Spring Awakening is basically a day of open culture in Dublin 1. It happened on the 16th of April and I'm glad I had the opportunity to step inside some of Dublin's best kept secrets, celebrating this city's heritage and sense of culture. There were so many activities to experience: tango lessons (which I didn't attend because there was no free Argentinean food included), workshops, gigs, guided tours, Georgian architecture porn, all things James Joyce... Obviously, I couldn't have done everything (or maybe I could if I woke up earlier...) but I did the best to enjoy what this postcode has to offer.
The first place I went to was The Hugh Lane Gallery. A free guided tour took me to a temporary litography exhibition, made me marvel at a plethora of Impressionist wonders, introduced me to a few modern art iconic pieces on display... What struck me the most, however, was Francis Bacon's Studio.
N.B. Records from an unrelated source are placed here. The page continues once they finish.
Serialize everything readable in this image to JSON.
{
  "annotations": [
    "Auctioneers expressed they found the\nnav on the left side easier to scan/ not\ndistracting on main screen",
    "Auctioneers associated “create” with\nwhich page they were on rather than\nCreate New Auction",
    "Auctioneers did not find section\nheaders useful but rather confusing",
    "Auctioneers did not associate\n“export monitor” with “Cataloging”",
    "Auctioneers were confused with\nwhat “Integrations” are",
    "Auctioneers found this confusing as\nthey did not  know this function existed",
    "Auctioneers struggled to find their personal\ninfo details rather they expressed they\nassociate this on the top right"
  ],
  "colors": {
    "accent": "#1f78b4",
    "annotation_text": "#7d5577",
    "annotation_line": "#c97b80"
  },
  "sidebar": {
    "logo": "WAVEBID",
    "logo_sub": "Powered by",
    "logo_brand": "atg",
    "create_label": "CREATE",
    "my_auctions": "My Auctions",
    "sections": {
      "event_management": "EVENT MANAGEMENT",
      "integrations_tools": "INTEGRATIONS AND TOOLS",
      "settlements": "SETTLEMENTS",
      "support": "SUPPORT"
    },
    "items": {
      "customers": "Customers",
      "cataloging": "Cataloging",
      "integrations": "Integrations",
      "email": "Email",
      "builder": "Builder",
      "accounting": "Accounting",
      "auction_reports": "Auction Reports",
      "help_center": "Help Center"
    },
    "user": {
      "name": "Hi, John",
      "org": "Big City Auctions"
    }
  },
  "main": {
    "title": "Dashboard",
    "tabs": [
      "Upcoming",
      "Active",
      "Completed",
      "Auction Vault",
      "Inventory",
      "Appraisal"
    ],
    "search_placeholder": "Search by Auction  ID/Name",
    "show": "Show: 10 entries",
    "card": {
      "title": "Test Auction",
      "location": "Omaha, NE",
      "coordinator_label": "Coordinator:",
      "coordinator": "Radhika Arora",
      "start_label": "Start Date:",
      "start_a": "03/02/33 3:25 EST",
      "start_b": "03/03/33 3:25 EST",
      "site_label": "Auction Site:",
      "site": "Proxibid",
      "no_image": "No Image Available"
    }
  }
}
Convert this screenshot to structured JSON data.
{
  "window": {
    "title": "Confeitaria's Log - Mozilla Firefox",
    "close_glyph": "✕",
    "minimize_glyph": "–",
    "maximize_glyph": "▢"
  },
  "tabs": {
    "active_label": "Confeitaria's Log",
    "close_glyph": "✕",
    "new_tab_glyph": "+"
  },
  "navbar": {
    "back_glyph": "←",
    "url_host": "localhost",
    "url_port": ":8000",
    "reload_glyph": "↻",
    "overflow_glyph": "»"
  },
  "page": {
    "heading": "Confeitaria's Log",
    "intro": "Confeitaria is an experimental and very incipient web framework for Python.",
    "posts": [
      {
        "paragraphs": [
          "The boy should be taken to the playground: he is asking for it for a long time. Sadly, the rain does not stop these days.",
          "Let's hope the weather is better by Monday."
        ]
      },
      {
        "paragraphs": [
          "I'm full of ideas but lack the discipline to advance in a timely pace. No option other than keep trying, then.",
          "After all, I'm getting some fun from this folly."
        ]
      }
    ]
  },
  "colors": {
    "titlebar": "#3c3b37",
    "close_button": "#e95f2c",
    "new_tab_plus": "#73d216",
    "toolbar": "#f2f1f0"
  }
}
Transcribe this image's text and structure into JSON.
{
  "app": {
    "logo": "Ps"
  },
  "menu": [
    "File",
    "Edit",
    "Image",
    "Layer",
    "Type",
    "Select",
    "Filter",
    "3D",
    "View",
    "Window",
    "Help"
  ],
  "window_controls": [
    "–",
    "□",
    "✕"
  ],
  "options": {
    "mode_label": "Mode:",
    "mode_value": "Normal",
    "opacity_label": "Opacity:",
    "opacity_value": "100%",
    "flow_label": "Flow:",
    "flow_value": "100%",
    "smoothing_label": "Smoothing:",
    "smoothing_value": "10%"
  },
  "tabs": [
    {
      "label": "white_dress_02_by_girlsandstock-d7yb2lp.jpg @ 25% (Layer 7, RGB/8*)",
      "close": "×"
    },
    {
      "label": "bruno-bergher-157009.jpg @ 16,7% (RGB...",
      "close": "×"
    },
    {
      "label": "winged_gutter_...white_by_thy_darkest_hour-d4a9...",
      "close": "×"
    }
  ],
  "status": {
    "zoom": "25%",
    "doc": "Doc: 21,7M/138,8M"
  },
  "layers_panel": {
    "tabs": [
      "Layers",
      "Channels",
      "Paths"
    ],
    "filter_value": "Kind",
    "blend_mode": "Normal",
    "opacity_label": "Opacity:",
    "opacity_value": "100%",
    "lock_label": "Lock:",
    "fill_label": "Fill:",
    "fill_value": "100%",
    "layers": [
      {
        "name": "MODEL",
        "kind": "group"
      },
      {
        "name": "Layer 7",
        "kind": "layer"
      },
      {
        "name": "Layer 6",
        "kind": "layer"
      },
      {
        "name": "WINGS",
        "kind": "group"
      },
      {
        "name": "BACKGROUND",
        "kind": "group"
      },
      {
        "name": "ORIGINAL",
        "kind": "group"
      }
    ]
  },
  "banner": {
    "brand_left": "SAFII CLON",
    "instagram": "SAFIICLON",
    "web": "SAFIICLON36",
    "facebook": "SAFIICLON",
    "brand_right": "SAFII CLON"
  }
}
So messy and inspiring! I love Bacon's work - his emotionally charged, raw, disturbingly bold paintings always made me wonder what's the story behind them. Maybe it's just instinct. Or intimacy. Either way, I can relate to such imagery. Next stop: Belvedere House.
Belvedere House didn't let me down. In fact, I was astonished at this magnificent Georgian masterpiece where James Joyce himself studied between 1893 and 1898. I'm a sucker for beautiful interiors and I've always wanted to visit this impressive house and its jaw-dropping interiors but usually it's closed to the public. As you can imagine, I couldn't possibly miss this open day to view a house that I would certainly (try to) buy if I won the Euromillions. Great Denmark Street, you harbour a fucking treasure!
I walked down North Great George's Street to see what was going on at the James Joyce Centre. Again, I was not disappointed with this cultural institution. Plus, free entrance! James Joyce devotee or not, you will find yourself curious and intrigued about the man who wrote a book you didn't even read. I am particularly interested in his love story with Nora Barnacle - their letters would make priests and pornographers blush! In case you're not a Literature enthusiast at all, Joyce's death mask is still pretty worth a visit anyway.
Before going home, I knocked on Hillsboro Fine Art Gallery's door. That was right after I popped in Dublin Writers Museum for Neil O'Shea's performance at 6pm. Founded in 1995, Hillsboro Fine Art is a contemporary gallery widely recognised. There were free hardback Hillsboro publications for all attendees and a lot of artwork to stare at. Irish artist Gwen O'Dowd was there to welcome whoever wanted to take a look at her paintings. Next stop: feckin' Aldi so we're done here.